---- DATA FOR REVIEW

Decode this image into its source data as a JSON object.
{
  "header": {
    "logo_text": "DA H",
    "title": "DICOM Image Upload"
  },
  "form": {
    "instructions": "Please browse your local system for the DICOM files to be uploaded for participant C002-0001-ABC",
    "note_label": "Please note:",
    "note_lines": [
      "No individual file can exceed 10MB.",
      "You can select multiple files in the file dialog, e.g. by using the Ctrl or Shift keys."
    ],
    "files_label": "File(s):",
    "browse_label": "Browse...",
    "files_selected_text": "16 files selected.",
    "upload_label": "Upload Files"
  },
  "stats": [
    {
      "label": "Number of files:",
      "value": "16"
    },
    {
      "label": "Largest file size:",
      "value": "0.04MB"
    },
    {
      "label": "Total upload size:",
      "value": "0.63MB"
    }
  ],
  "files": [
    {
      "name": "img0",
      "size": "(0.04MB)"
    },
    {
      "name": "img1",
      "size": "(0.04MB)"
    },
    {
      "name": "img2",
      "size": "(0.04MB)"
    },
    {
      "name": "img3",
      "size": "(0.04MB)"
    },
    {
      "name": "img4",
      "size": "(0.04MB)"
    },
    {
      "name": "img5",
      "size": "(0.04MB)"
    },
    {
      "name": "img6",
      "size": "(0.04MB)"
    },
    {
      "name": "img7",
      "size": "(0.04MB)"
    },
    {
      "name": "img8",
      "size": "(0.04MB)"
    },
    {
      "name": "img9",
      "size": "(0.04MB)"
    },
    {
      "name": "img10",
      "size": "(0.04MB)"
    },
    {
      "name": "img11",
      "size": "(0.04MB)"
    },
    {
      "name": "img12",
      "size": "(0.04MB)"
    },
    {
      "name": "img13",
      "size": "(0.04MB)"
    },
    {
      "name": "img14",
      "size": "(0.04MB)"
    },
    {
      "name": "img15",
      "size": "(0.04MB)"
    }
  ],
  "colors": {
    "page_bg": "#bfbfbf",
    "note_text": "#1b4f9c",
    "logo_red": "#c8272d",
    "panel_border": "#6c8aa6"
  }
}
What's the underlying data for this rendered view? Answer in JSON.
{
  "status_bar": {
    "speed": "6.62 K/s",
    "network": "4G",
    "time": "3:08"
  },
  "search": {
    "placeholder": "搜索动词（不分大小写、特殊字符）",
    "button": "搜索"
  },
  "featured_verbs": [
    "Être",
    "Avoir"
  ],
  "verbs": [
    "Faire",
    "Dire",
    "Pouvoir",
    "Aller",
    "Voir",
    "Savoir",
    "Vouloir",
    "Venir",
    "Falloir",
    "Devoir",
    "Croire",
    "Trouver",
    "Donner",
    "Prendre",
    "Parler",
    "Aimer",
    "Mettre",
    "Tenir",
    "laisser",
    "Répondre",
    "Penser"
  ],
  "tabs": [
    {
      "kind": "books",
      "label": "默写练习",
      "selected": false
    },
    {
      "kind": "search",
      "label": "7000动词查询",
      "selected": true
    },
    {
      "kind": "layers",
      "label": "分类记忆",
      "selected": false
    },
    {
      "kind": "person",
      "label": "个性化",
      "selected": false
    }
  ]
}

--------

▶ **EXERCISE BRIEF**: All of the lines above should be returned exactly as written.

▶ **RESPONSE AREA**:
Decode this image into its source data as a JSON object.
{
  "header": {
    "logo_text": "DA H",
    "title": "DICOM Image Upload"
  },
  "form": {
    "instructions": "Please browse your local system for the DICOM files to be uploaded for participant C002-0001-ABC",
    "note_label": "Please note:",
    "note_lines": [
      "No individual file can exceed 10MB.",
      "You can select multiple files in the file dialog, e.g. by using the Ctrl or Shift keys."
    ],
    "files_label": "File(s):",
    "browse_label": "Browse...",
    "files_selected_text": "16 files selected.",
    "upload_label": "Upload Files"
  },
  "stats": [
    {
      "label": "Number of files:",
      "value": "16"
    },
    {
      "label": "Largest file size:",
      "value": "0.04MB"
    },
    {
      "label": "Total upload size:",
      "value": "0.63MB"
    }
  ],
  "files": [
    {
      "name": "img0",
      "size": "(0.04MB)"
    },
    {
      "name": "img1",
      "size": "(0.04MB)"
    },
    {
      "name": "img2",
      "size": "(0.04MB)"
    },
    {
      "name": "img3",
      "size": "(0.04MB)"
    },
    {
      "name": "img4",
      "size": "(0.04MB)"
    },
    {
      "name": "img5",
      "size": "(0.04MB)"
    },
    {
      "name": "img6",
      "size": "(0.04MB)"
    },
    {
      "name": "img7",
      "size": "(0.04MB)"
    },
    {
      "name": "img8",
      "size": "(0.04MB)"
    },
    {
      "name": "img9",
      "size": "(0.04MB)"
    },
    {
      "name": "img10",
      "size": "(0.04MB)"
    },
    {
      "name": "img11",
      "size": "(0.04MB)"
    },
    {
      "name": "img12",
      "size": "(0.04MB)"
    },
    {
      "name": "img13",
      "size": "(0.04MB)"
    },
    {
      "name": "img14",
      "size": "(0.04MB)"
    },
    {
      "name": "img15",
      "size": "(0.04MB)"
    }
  ],
  "colors": {
    "page_bg": "#bfbfbf",
    "note_text": "#1b4f9c",
    "logo_red": "#c8272d",
    "panel_border": "#6c8aa6"
  }
}
What's the underlying data for this rendered view? Answer in JSON.
{
  "status_bar": {
    "speed": "6.62 K/s",
    "network": "4G",
    "time": "3:08"
  },
  "search": {
    "placeholder": "搜索动词（不分大小写、特殊字符）",
    "button": "搜索"
  },
  "featured_verbs": [
    "Être",
    "Avoir"
  ],
  "verbs": [
    "Faire",
    "Dire",
    "Pouvoir",
    "Aller",
    "Voir",
    "Savoir",
    "Vouloir",
    "Venir",
    "Falloir",
    "Devoir",
    "Croire",
    "Trouver",
    "Donner",
    "Prendre",
    "Parler",
    "Aimer",
    "Mettre",
    "Tenir",
    "laisser",
    "Répondre",
    "Penser"
  ],
  "tabs": [
    {
      "kind": "books",
      "label": "默写练习",
      "selected": false
    },
    {
      "kind": "search",
      "label": "7000动词查询",
      "selected": true
    },
    {
      "kind": "layers",
      "label": "分类记忆",
      "selected": false
    },
    {
      "kind": "person",
      "label": "个性化",
      "selected": false
    }
  ]
}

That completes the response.